» **Task description**:
Collect all lines below with the string "name".

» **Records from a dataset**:
▼▼▼
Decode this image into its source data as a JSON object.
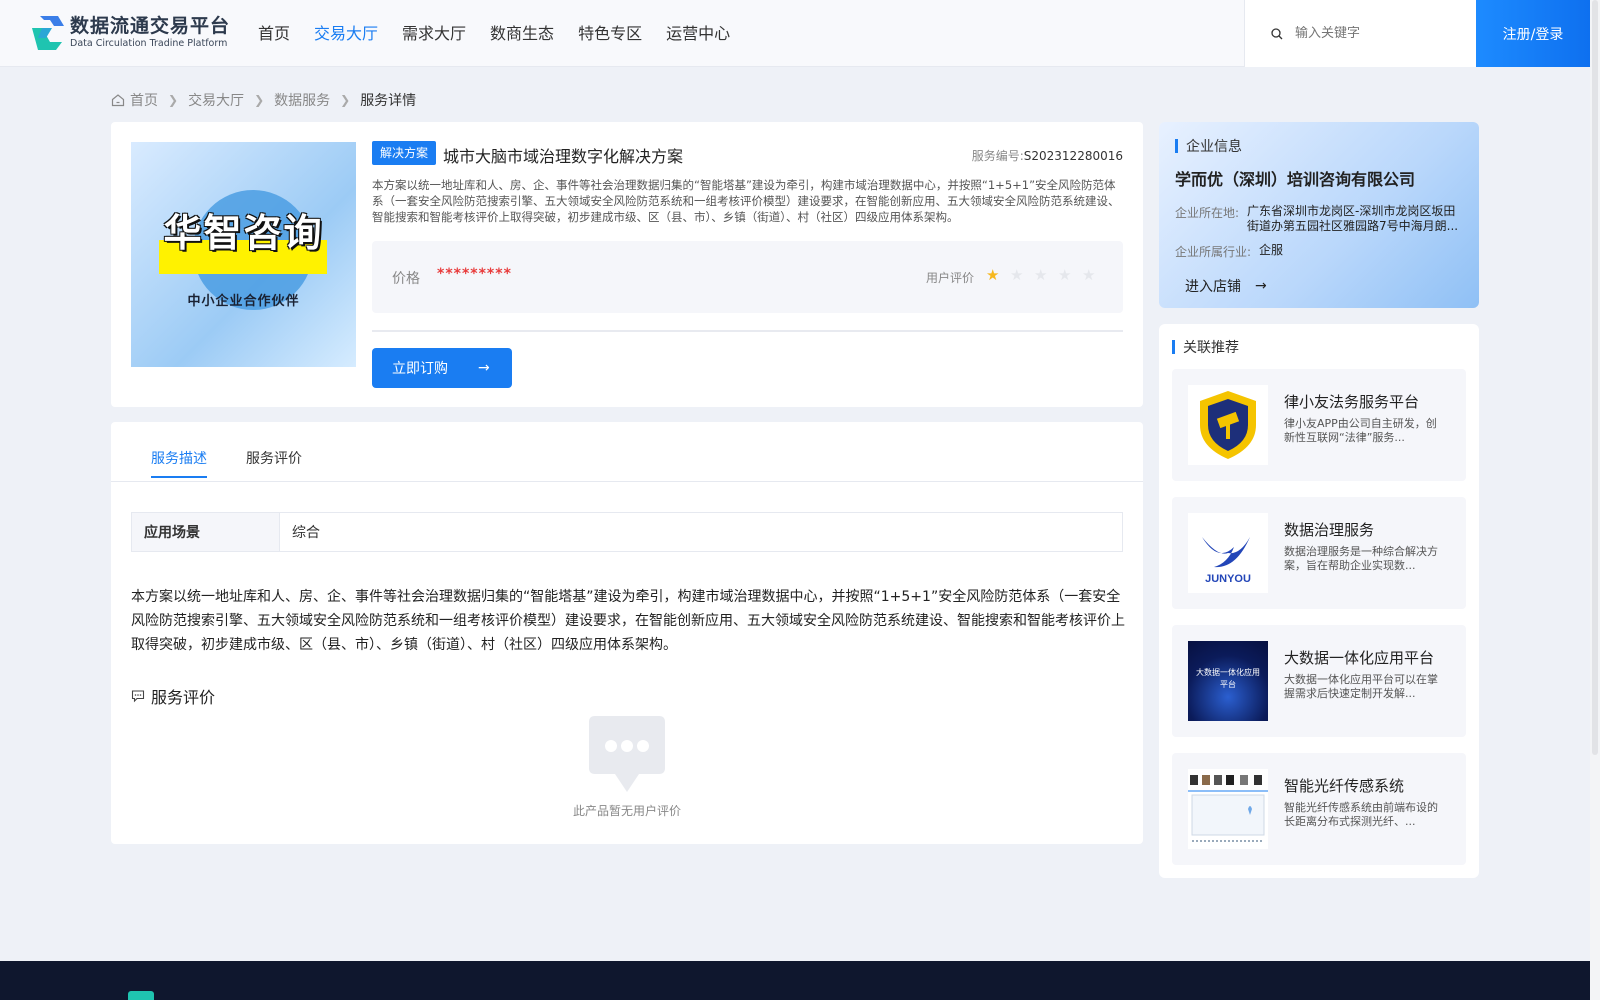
{
  "header": {
    "logo_cn": "数据流通交易平台",
    "logo_en": "Data Circulation Tradine Platform",
    "nav": [
      {
        "label": "首页"
      },
      {
        "label": "交易大厅"
      },
      {
        "label": "需求大厅"
      },
      {
        "label": "数商生态"
      },
      {
        "label": "特色专区"
      },
      {
        "label": "运营中心"
      }
    ],
    "active_nav": "交易大厅",
    "search_placeholder": "输入关键字",
    "login_label": "注册/登录"
  },
  "breadcrumb": [
    "首页",
    "交易大厅",
    "数据服务",
    "服务详情"
  ],
  "service": {
    "tag": "解决方案",
    "title": "城市大脑市域治理数字化解决方案",
    "no_label": "服务编号:",
    "no_value": "S202312280016",
    "summary": "本方案以统一地址库和人、房、企、事件等社会治理数据归集的“智能塔基”建设为牵引，构建市域治理数据中心，并按照“1+5+1”安全风险防范体系（一套安全风险防范搜索引擎、五大领域安全风险防范系统和一组考核评价模型）建设要求，在智能创新应用、五大领域安全风险防范系统建设、智能搜索和智能考核评价上取得突破，初步建成市级、区（县、市）、乡镇（街道）、村（社区）四级应用体系架构。",
    "price_label": "价格",
    "price_value": "*********",
    "rating_label": "用户评价",
    "rating": 1,
    "rating_max": 5,
    "buy_label": "立即订购",
    "cover_title": "华智咨询",
    "cover_sub": "中小企业合作伙伴"
  },
  "tabs": [
    {
      "label": "服务描述",
      "active": true
    },
    {
      "label": "服务评价",
      "active": false
    }
  ],
  "description": {
    "scene_key": "应用场景",
    "scene_value": "综合",
    "body": "本方案以统一地址库和人、房、企、事件等社会治理数据归集的“智能塔基”建设为牵引，构建市域治理数据中心，并按照“1+5+1”安全风险防范体系（一套安全风险防范搜索引擎、五大领域安全风险防范系统和一组考核评价模型）建设要求，在智能创新应用、五大领域安全风险防范系统建设、智能搜索和智能考核评价上取得突破，初步建成市级、区（县、市）、乡镇（街道）、村（社区）四级应用体系架构。",
    "eval_title": "服务评价",
    "empty_text": "此产品暂无用户评价"
  },
  "company": {
    "section_title": "企业信息",
    "name": "学而优（深圳）培训咨询有限公司",
    "addr_key": "企业所在地:",
    "addr_value": "广东省深圳市龙岗区-深圳市龙岗区坂田街道办第五园社区雅园路7号中海月朗...",
    "industry_key": "企业所属行业:",
    "industry_value": "企服",
    "enter_label": "进入店铺"
  },
  "recommend": {
    "section_title": "关联推荐",
    "items": [
      {
        "name": "律小友法务服务平台",
        "desc": "律小友APP由公司自主研发，创新性互联网“法律”服务..."
      },
      {
        "name": "数据治理服务",
        "desc": "数据治理服务是一种综合解决方案，旨在帮助企业实现数...",
        "logo_text": "JUNYOU"
      },
      {
        "name": "大数据一体化应用平台",
        "desc": "大数据一体化应用平台可以在掌握需求后快速定制开发解...",
        "thumb_text": "大数据一体化应用平台"
      },
      {
        "name": "智能光纤传感系统",
        "desc": "智能光纤传感系统由前端布设的长距离分布式探测光纤、..."
      }
    ]
  },
  "colors": {
    "accent": "#1a7df2",
    "price": "#e83b3b",
    "star": "#f6b81f"
  }
}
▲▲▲
» **Written response**:
    "name": "学而优（深圳）培训咨询有限公司",
        "name": "律小友法务服务平台",
        "name": "数据治理服务",
        "name": "大数据一体化应用平台",
        "name": "智能光纤传感系统",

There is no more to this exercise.